In 2003, which was the year of the War in Iraq, I served as the Battalion Chaplain for the 1st Reconnaissance Battalion located in Camp Pendleton, Calif. The general of our division chose our battalion for a special role in Operation Iraqi Freedom. We were given the mission to be the diversionary force for the rest of the division as they moved to Bagdad. The task for this group of 300 Marines was to move from Kuwait to Bagdad through Iraqi towns giving the impression that other American troops were coming that way. Without additional weaponized support, we were to get the Iraqi Army to send their troops to battle us while the rest of the division moved expeditiously to Bagdad.
One of our earliest military encounters took place at a town called An Nasari. As we approached the town, we could hear AK 47’s and mortars. We were directed off the highway down into an area off the bridge where we would be positioned for battle. In the midst of our battle formation, my bodyguard and I were placed in the triage area with Navy corpsmen who would provide medical care for the wounded or dying. There were 4 stations in the triage area. We were placed in station 4, where Marines who could not recover from their injuries would be placed.
Our position was close to two other companies prepared for battle—approximately 50 yards away. In about 15 minutes you could see muzzle flashes coming from our 9:00 position (left). The Marines responded to this attack. Within another 5 minutes, enemy troops had moved to our 12:00 position (front) to pinch us in. While my bodyguard and I were watching the exchange, one of the senior enlisted men had ducked, walked his way to us, and said, “Chaplain, it’s about to get real tight in here; you all need to start digging trenches.” So my bodyguard and I began digging a trench for ourselves lying on our sides as gunfire was taking place.
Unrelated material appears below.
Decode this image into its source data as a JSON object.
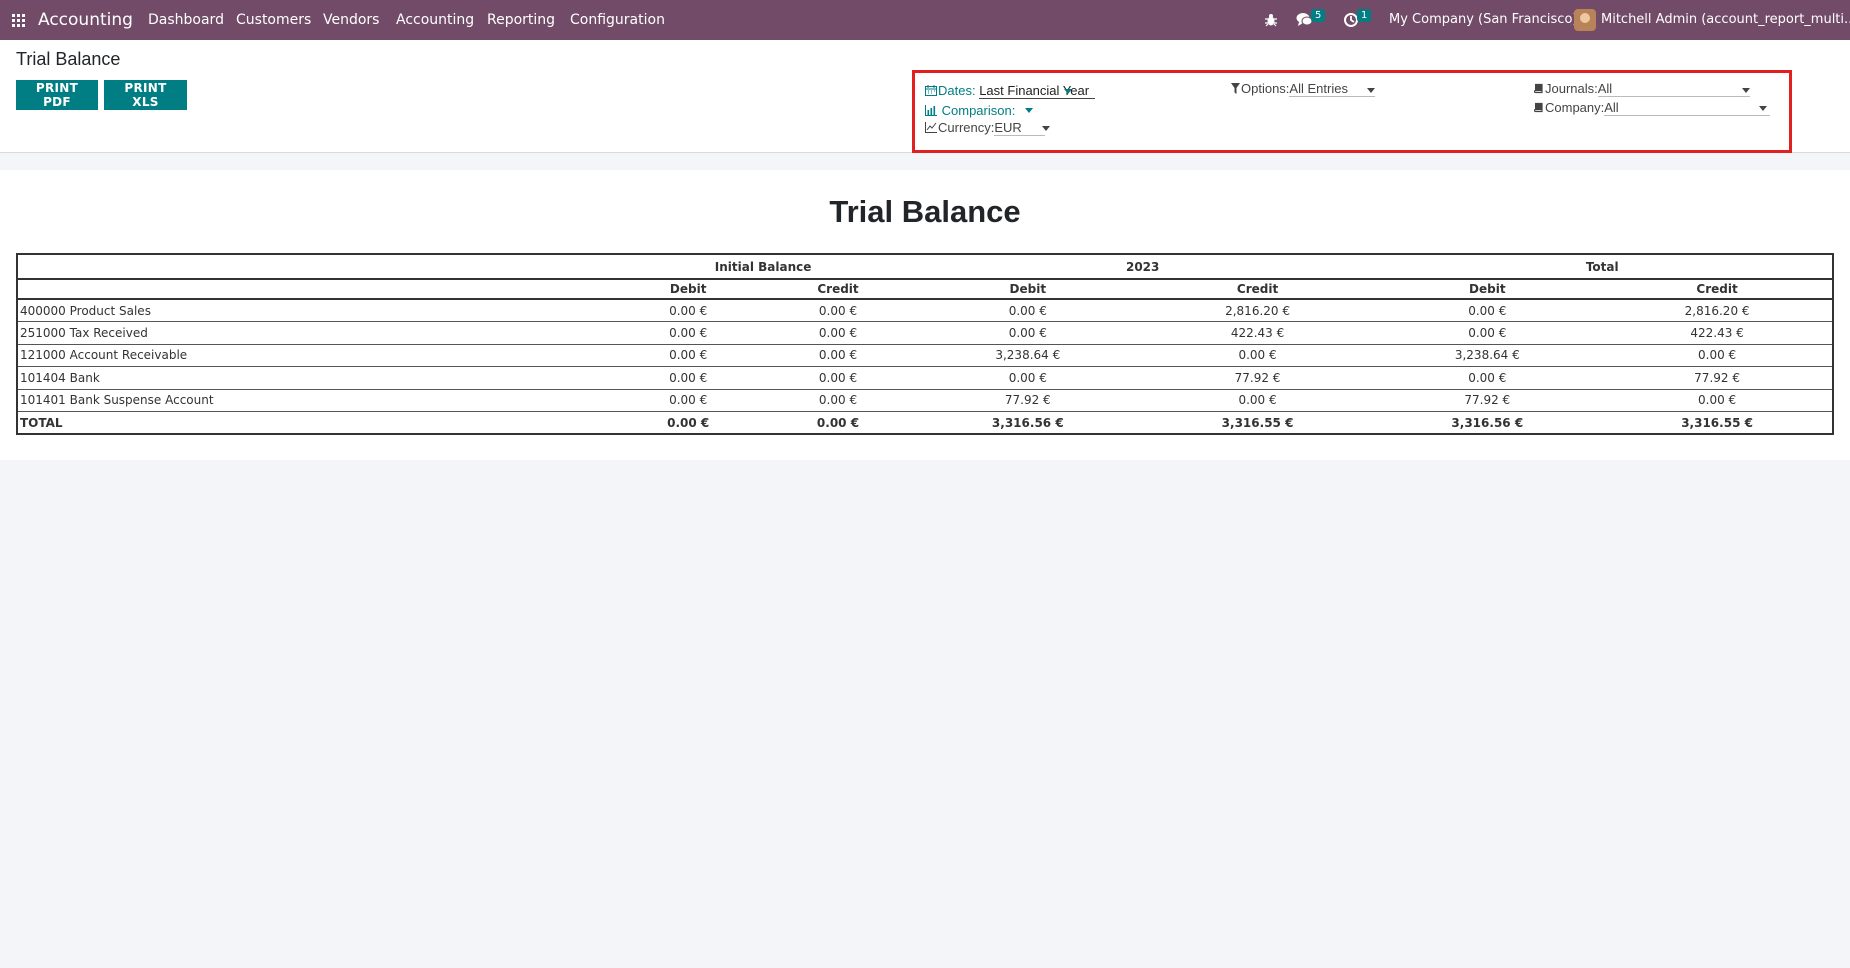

We could hear the Marines shouting, “They’re trying to outflank us.” As I looked up to see what was happening, I saw these Marines shift seamlessly in the middle of the battlefield from the left to the right to counter the attack. As we were still digging our trench, we heard another battle status which made the hairs on my neck rise. Someone shouted, “There is a tank coming up on our 3:00 o’clock!” Why was this serious? This was serious because our battalion was made up of only Humvees, and some of them didn’t have doors. As I’m looking at all of this I’m praying, “Lord, hold the line.”
The commotion from the battle was immense. We dug feverishly to get depth for our trenches. In the midst of my digging, my bodyguard began tapping me on my shoulder and I shouted, “What?” I looked into his eyes and he said, “Look.” I turned my head and saw what looked like the attack helicopter, the SuperCobra, descend near our location and send out a missile which took out the tank. You could hear the companies release loud shouts of “Yea, get some!” In an instant, the attack was repelled and enemy troops began to withdraw. We were instructed to gather our gear and get back into the transport trucks and head into the town.
When we entered the town, this is where we saw the carnage. Our battalion responded by looking to help Iraqi citizens who had been forced into buses and fired upon by hostile forces. A day later, after we had a chance to provide medical support, we moved out.
Several days later we were in another location after driving in a convoy. As the sun was setting, the companies posted security. At one of the checkpoints there were eight Marines. A car approached their location. One of the challenges of being in Iraq was that the Marines did not speak Arabic or Farsi. They were waving off the driver as to say, “Go another direction.” The driver continued advancing. The Marines continued using physical motions indicating that the driver should stop. He didn’t comply. As he sped toward them, the Marines shot with their M-16’s because this was perceived as a hostile attack. The vehicle slowly came to a halt.
As the passengers exited, a couple of men staggered out of the car. A third man came out. In his arms he was carrying a little girl. The girl, we learned a little later, was his daughter. She succumbed to her wound. Needless to say, even though these were Marines, they were devastated.
Hours later, after I had talked with the commanding officer, I went to meet with the two groups of Marines who had been affected by this event. Part of my responsibility in situations like this was to provide Critical Incident Stress Debriefing sessions. It was during this CISD that I had the opportunity to listen and to walk through what had transpired with the Marines. During that session I was also able to listen and learn from them about their mission and responsibility to each other. It was during that time that I was able to offer grace, support, and understanding, as each had to wrestle within themselves the ramifications of their actions, the mission, and the loss.
These are a couple of moments which God allows us for us chaplains to live out a “ministry of presence” and to be proclaimers of hope and grace in complicated scenarios which war brings. It was an honor to serve with and among the Marines engaged in their global mission as I lived out the Missio Dei in my life.
We thank God for all military chaplains and all those who have served or still serve our country. This Memorial Day weekend, we especially remember those who have given their lives in the armed forces. The LCMS Operation Barnabas is a network of care to our nation’s military members, veterans, and families. To find our how they can assist your congregation in reaching out to veterans and their families in your community, click here.
Photo © gorodenkoff/iStock
Bill Storm - May 26, 2023
I served in Vietnam 68-69 A Corpsman 1st MAW Mag 13 Chu Lai.
Thank you for your service to our country!